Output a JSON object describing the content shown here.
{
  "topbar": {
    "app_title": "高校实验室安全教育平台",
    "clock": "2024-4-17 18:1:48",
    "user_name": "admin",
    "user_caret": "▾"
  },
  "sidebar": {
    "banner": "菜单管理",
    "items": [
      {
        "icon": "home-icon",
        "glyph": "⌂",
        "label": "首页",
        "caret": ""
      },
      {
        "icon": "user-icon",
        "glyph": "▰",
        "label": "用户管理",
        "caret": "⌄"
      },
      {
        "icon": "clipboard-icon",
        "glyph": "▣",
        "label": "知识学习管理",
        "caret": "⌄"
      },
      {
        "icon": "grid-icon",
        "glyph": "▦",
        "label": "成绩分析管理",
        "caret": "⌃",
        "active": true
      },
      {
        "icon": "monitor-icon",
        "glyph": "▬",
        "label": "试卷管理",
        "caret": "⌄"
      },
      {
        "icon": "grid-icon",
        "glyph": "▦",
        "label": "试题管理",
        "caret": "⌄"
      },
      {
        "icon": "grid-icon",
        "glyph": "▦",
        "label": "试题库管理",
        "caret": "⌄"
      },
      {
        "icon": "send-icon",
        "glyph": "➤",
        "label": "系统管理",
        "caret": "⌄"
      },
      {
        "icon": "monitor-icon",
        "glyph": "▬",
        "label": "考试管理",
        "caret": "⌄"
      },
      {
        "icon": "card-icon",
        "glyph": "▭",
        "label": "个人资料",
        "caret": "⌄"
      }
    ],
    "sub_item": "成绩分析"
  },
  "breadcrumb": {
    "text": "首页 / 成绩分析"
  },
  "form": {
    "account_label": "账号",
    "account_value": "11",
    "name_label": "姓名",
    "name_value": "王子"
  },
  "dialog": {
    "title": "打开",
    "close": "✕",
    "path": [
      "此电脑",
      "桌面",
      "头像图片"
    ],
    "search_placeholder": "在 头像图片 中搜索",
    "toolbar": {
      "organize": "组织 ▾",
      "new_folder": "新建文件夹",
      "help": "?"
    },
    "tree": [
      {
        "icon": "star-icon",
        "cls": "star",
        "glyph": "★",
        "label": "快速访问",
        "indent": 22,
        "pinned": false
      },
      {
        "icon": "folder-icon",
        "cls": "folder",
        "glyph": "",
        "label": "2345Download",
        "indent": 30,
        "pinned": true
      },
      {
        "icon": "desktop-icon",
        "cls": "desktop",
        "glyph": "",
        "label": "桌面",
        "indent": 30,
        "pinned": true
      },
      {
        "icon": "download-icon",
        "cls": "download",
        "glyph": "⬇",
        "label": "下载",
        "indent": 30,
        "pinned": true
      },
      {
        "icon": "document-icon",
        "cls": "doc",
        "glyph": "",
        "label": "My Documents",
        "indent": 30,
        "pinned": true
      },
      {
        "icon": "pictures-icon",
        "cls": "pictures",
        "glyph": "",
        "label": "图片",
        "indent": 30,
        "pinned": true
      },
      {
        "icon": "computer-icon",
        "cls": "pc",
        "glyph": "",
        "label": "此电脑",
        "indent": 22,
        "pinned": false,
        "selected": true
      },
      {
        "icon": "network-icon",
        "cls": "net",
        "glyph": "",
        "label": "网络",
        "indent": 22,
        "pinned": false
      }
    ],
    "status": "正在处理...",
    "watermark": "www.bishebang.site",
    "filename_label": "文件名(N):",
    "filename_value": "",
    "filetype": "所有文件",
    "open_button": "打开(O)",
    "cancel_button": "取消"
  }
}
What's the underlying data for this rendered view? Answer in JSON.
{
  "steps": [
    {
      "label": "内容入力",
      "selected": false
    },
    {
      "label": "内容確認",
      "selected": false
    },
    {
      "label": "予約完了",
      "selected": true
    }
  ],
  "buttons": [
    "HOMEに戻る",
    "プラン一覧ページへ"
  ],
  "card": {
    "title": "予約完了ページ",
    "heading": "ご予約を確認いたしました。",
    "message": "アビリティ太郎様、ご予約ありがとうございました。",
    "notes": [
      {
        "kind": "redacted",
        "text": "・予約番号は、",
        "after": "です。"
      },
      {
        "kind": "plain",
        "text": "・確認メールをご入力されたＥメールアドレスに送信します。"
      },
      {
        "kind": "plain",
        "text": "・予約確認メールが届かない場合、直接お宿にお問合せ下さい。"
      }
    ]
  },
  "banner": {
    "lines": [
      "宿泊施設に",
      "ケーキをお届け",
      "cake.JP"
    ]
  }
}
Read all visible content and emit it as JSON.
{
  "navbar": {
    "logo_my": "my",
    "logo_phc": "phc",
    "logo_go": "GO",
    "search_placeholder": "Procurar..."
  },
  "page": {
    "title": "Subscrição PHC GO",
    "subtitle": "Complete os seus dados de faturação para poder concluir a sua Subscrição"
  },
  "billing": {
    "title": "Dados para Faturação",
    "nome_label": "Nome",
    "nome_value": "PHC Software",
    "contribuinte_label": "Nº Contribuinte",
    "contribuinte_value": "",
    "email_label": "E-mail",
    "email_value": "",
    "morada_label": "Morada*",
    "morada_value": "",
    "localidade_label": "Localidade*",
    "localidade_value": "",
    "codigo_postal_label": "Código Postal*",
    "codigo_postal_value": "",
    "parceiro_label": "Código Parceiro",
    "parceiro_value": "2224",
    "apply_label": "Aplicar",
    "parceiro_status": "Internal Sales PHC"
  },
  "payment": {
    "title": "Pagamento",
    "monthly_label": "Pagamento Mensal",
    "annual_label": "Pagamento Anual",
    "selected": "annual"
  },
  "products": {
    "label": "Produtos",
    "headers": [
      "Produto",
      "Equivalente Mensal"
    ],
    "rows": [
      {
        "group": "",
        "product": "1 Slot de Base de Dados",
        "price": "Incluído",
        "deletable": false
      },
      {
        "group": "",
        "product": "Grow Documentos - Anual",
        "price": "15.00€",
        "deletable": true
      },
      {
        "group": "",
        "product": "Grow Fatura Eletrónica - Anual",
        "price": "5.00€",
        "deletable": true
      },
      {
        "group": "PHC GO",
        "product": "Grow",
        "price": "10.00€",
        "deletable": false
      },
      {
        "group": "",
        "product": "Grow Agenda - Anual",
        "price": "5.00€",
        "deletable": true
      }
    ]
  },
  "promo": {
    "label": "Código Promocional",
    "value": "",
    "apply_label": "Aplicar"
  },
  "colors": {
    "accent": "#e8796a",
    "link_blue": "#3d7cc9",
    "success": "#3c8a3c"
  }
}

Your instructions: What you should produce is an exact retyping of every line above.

Answer:
Output a JSON object describing the content shown here.
{
  "topbar": {
    "app_title": "高校实验室安全教育平台",
    "clock": "2024-4-17 18:1:48",
    "user_name": "admin",
    "user_caret": "▾"
  },
  "sidebar": {
    "banner": "菜单管理",
    "items": [
      {
        "icon": "home-icon",
        "glyph": "⌂",
        "label": "首页",
        "caret": ""
      },
      {
        "icon": "user-icon",
        "glyph": "▰",
        "label": "用户管理",
        "caret": "⌄"
      },
      {
        "icon": "clipboard-icon",
        "glyph": "▣",
        "label": "知识学习管理",
        "caret": "⌄"
      },
      {
        "icon": "grid-icon",
        "glyph": "▦",
        "label": "成绩分析管理",
        "caret": "⌃",
        "active": true
      },
      {
        "icon": "monitor-icon",
        "glyph": "▬",
        "label": "试卷管理",
        "caret": "⌄"
      },
      {
        "icon": "grid-icon",
        "glyph": "▦",
        "label": "试题管理",
        "caret": "⌄"
      },
      {
        "icon": "grid-icon",
        "glyph": "▦",
        "label": "试题库管理",
        "caret": "⌄"
      },
      {
        "icon": "send-icon",
        "glyph": "➤",
        "label": "系统管理",
        "caret": "⌄"
      },
      {
        "icon": "monitor-icon",
        "glyph": "▬",
        "label": "考试管理",
        "caret": "⌄"
      },
      {
        "icon": "card-icon",
        "glyph": "▭",
        "label": "个人资料",
        "caret": "⌄"
      }
    ],
    "sub_item": "成绩分析"
  },
  "breadcrumb": {
    "text": "首页 / 成绩分析"
  },
  "form": {
    "account_label": "账号",
    "account_value": "11",
    "name_label": "姓名",
    "name_value": "王子"
  },
  "dialog": {
    "title": "打开",
    "close": "✕",
    "path": [
      "此电脑",
      "桌面",
      "头像图片"
    ],
    "search_placeholder": "在 头像图片 中搜索",
    "toolbar": {
      "organize": "组织 ▾",
      "new_folder": "新建文件夹",
      "help": "?"
    },
    "tree": [
      {
        "icon": "star-icon",
        "cls": "star",
        "glyph": "★",
        "label": "快速访问",
        "indent": 22,
        "pinned": false
      },
      {
        "icon": "folder-icon",
        "cls": "folder",
        "glyph": "",
        "label": "2345Download",
        "indent": 30,
        "pinned": true
      },
      {
        "icon": "desktop-icon",
        "cls": "desktop",
        "glyph": "",
        "label": "桌面",
        "indent": 30,
        "pinned": true
      },
      {
        "icon": "download-icon",
        "cls": "download",
        "glyph": "⬇",
        "label": "下载",
        "indent": 30,
        "pinned": true
      },
      {
        "icon": "document-icon",
        "cls": "doc",
        "glyph": "",
        "label": "My Documents",
        "indent": 30,
        "pinned": true
      },
      {
        "icon": "pictures-icon",
        "cls": "pictures",
        "glyph": "",
        "label": "图片",
        "indent": 30,
        "pinned": true
      },
      {
        "icon": "computer-icon",
        "cls": "pc",
        "glyph": "",
        "label": "此电脑",
        "indent": 22,
        "pinned": false,
        "selected": true
      },
      {
        "icon": "network-icon",
        "cls": "net",
        "glyph": "",
        "label": "网络",
        "indent": 22,
        "pinned": false
      }
    ],
    "status": "正在处理...",
    "watermark": "www.bishebang.site",
    "filename_label": "文件名(N):",
    "filename_value": "",
    "filetype": "所有文件",
    "open_button": "打开(O)",
    "cancel_button": "取消"
  }
}
What's the underlying data for this rendered view? Answer in JSON.
{
  "steps": [
    {
      "label": "内容入力",
      "selected": false
    },
    {
      "label": "内容確認",
      "selected": false
    },
    {
      "label": "予約完了",
      "selected": true
    }
  ],
  "buttons": [
    "HOMEに戻る",
    "プラン一覧ページへ"
  ],
  "card": {
    "title": "予約完了ページ",
    "heading": "ご予約を確認いたしました。",
    "message": "アビリティ太郎様、ご予約ありがとうございました。",
    "notes": [
      {
        "kind": "redacted",
        "text": "・予約番号は、",
        "after": "です。"
      },
      {
        "kind": "plain",
        "text": "・確認メールをご入力されたＥメールアドレスに送信します。"
      },
      {
        "kind": "plain",
        "text": "・予約確認メールが届かない場合、直接お宿にお問合せ下さい。"
      }
    ]
  },
  "banner": {
    "lines": [
      "宿泊施設に",
      "ケーキをお届け",
      "cake.JP"
    ]
  }
}
Read all visible content and emit it as JSON.
{
  "navbar": {
    "logo_my": "my",
    "logo_phc": "phc",
    "logo_go": "GO",
    "search_placeholder": "Procurar..."
  },
  "page": {
    "title": "Subscrição PHC GO",
    "subtitle": "Complete os seus dados de faturação para poder concluir a sua Subscrição"
  },
  "billing": {
    "title": "Dados para Faturação",
    "nome_label": "Nome",
    "nome_value": "PHC Software",
    "contribuinte_label": "Nº Contribuinte",
    "contribuinte_value": "",
    "email_label": "E-mail",
    "email_value": "",
    "morada_label": "Morada*",
    "morada_value": "",
    "localidade_label": "Localidade*",
    "localidade_value": "",
    "codigo_postal_label": "Código Postal*",
    "codigo_postal_value": "",
    "parceiro_label": "Código Parceiro",
    "parceiro_value": "2224",
    "apply_label": "Aplicar",
    "parceiro_status": "Internal Sales PHC"
  },
  "payment": {
    "title": "Pagamento",
    "monthly_label": "Pagamento Mensal",
    "annual_label": "Pagamento Anual",
    "selected": "annual"
  },
  "products": {
    "label": "Produtos",
    "headers": [
      "Produto",
      "Equivalente Mensal"
    ],
    "rows": [
      {
        "group": "",
        "product": "1 Slot de Base de Dados",
        "price": "Incluído",
        "deletable": false
      },
      {
        "group": "",
        "product": "Grow Documentos - Anual",
        "price": "15.00€",
        "deletable": true
      },
      {
        "group": "",
        "product": "Grow Fatura Eletrónica - Anual",
        "price": "5.00€",
        "deletable": true
      },
      {
        "group": "PHC GO",
        "product": "Grow",
        "price": "10.00€",
        "deletable": false
      },
      {
        "group": "",
        "product": "Grow Agenda - Anual",
        "price": "5.00€",
        "deletable": true
      }
    ]
  },
  "promo": {
    "label": "Código Promocional",
    "value": "",
    "apply_label": "Aplicar"
  },
  "colors": {
    "accent": "#e8796a",
    "link_blue": "#3d7cc9",
    "success": "#3c8a3c"
  }
}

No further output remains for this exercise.